Title: Eleanor & Park
Author: Rainbow Rowell
Publisher & Release Date: February 2013, St. Martin’s
The Hook: Two outcasts fall in love against a backdrop of comic books and New Wave music in this bittersweet romance.
The Lowdown (from jacket): “Set over the course of one school year in 1986, ELEANOR AND PARK is the story of two star-crossed misfits – smart enough to know that first love almost never lasts, but brave and desperate enough to try. When Eleanor meets Park, you’ll remember your own first love – and just how hard it pulled you under.”
Overall Impressions: This is Rainbow Rowell’s YA debut, and reading it, I found myself wondering, again and again, “Where was Rainbow Rowell when I was a teenager??”. This is one of the most heart-poundingly romantic, gut-wrenchingly sad stories that I’ve ever read, and it place Rowell firmly in the ranks of John Green and Laurie Halse Anderson as one of the best authors of realistic YA fiction writing today.
When we first meet Eleanor, she is struggling. She has just moved back in with her mother, siblings and stepfather after spending a year sleeping on a neighbor’s couch. Her family is poor (due more to her abusive stepfather’s desire to control everyone than to an actual absence of funds), and Eleanor has virtually nothing that she can call her own. If these factors weren’t enough to make her an outcast at her new school, her plus-size frame, wild red hair and eccentric sense of style do the job.
Park hasn’t suffered as much as Eleanor, but he is still distinctly out of place in his blue-collar community. Half-Polish, half-Korean, with a penchant for New Wave music and guyliner, his appearance sets him apart, and he is content to keep his head down and avoid attracting the kind of attention that would mean trouble.
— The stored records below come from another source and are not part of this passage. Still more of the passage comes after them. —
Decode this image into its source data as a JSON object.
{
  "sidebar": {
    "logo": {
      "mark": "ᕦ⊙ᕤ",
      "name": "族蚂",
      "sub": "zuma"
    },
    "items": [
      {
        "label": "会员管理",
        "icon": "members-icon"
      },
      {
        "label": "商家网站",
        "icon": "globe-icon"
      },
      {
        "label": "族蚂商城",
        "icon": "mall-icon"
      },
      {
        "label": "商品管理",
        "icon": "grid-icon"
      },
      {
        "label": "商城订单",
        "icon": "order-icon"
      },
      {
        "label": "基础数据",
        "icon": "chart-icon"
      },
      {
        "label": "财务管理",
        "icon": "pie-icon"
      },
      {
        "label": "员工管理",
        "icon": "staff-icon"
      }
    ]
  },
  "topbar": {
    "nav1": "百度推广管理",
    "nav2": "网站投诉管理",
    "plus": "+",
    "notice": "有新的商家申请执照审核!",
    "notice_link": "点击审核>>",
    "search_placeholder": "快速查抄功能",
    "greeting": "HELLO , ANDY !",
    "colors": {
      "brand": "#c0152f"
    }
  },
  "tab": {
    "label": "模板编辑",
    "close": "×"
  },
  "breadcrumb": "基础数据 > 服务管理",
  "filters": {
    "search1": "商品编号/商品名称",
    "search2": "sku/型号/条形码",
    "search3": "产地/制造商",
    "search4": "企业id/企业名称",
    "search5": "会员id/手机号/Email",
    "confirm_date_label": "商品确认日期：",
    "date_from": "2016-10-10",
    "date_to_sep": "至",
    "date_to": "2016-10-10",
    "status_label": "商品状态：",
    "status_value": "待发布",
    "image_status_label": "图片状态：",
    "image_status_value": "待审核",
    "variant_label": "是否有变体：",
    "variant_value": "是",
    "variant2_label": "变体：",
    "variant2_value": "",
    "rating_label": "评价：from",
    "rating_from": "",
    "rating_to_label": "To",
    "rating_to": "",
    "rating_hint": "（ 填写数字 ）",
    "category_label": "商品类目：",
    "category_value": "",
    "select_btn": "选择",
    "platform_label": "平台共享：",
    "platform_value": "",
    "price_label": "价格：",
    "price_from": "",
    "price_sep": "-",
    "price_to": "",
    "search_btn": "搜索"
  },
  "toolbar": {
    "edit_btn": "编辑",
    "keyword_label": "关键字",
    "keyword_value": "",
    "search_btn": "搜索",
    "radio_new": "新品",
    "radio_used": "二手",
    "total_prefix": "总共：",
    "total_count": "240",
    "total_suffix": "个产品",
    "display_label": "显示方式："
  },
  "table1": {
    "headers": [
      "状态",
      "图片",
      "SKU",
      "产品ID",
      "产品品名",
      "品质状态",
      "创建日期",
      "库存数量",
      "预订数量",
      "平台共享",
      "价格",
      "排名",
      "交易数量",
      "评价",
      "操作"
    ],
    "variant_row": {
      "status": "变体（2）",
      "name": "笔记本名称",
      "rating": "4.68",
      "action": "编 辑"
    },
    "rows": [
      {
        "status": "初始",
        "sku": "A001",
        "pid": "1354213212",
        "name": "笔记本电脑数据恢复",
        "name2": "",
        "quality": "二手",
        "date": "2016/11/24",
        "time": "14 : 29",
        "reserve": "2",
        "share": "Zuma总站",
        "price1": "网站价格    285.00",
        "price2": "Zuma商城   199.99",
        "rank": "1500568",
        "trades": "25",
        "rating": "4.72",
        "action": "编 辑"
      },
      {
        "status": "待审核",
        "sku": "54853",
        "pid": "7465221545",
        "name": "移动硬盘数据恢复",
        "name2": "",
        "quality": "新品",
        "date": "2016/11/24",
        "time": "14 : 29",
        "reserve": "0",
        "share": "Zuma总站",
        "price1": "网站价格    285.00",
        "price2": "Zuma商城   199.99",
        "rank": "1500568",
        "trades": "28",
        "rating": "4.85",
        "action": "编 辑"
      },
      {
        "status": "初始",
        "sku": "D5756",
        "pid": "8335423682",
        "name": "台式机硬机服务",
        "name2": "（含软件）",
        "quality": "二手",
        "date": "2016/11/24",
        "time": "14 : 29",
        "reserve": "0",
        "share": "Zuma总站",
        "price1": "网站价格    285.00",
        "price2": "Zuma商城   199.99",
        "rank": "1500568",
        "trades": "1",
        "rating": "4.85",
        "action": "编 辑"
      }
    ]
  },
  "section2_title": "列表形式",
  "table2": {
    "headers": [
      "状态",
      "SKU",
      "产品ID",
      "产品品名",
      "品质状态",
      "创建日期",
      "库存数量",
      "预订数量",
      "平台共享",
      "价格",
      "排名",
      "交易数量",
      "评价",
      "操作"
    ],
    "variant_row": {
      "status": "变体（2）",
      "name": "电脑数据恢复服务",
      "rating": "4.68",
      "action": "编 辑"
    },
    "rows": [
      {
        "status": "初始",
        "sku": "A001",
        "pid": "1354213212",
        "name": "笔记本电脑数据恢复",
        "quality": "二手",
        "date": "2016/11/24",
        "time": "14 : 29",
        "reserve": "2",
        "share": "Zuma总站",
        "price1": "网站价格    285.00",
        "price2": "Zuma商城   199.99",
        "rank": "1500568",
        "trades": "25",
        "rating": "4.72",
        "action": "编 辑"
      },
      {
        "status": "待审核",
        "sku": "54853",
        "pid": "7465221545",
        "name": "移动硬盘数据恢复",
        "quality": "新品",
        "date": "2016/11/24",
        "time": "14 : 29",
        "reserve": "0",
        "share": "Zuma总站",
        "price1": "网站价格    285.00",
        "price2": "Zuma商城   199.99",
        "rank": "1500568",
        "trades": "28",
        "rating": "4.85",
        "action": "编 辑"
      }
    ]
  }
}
When too-big, too-bold Eleanor shows up on the school bus one day, he takes pity on her and gives her a seat, but he wishes that she was smaller, less conspicuous, less of a target, and he doesn’t want her problems to become his own.
Eleanor keeps sitting with him, and over time, he starts to share his comic books and music with her. Despite their differences, they find common ground. Park learns to respect Eleanor’s fiery strength and intelligence, and Eleanor comes to appreciate Park’s wit and kindness. A fierce and tender love blossoms between them, but with the barriers of family and prejudices that threaten to separate them, can their love possibly survive where most first loves fade?
The Highs: Where do I begin? This is one of those rare books that I appreciate more the more I examine it. To start with, Rowell’s writing is like poetry. The amount of pulse-pounding lust, love and tenderness that she manages to inject into a description of hand-holding, for instance, has to be read to be believed. This is, hands down, one of the most romantic books I’ve ever read, and it manages to avoid almost all of the usual pitfalls of YA romance.
The characters are marvelous. Eleanor is someone I’d want as a best friend, a teacher, a mother, a confidante. She is strong without being invulnerable, prickly but affectionate, smart and so brave. The abuse that she faces from her family and classmates would destroy me, but she perseveres in a way that it both remarkable and realistic. Park is also delightful, and the way his love for Eleanor grows is so touching and believable. Park’s parents are possibly the best YA fictional parents EVER; at first they came across as kind of overbearing, but they ended up being so wonderful in their decisions to support Park, even when they didn’t understand him or his motivations.
Most of all, I loved this book for making me feel ALL THE FEELINGS. Rowell manipulated my emotions so deftly, and made me care so deeply about the fate of the dual protagonists. It’s rare that I find a book that engages me on this level.
Buzzkills: This book is a hard read, emotionally speaking. Abuse, neglect, racism and body image issues are all touched upon. The level of cruelty that Eleanor faces at the hands of her stepfather had me crying with rage at several points in the story. Possibly worse than her stepfather’s abuse is her mother’s emotional neglect, her unwillingness to recognize what she is putting her children through just so she can be “loved”. Even the more positive relationships, like Park’s with his parents, are tinged with that mutual lack of understanding that characterizes so many teenage transactions. Being a teenager is tough business, and this book brings back all of the pain, awkwardness and despair of those years.
The Source: ARC from Indiebound
Disclaimer: No chocolate or mixtapes were provided by the publisher in exchange for this review.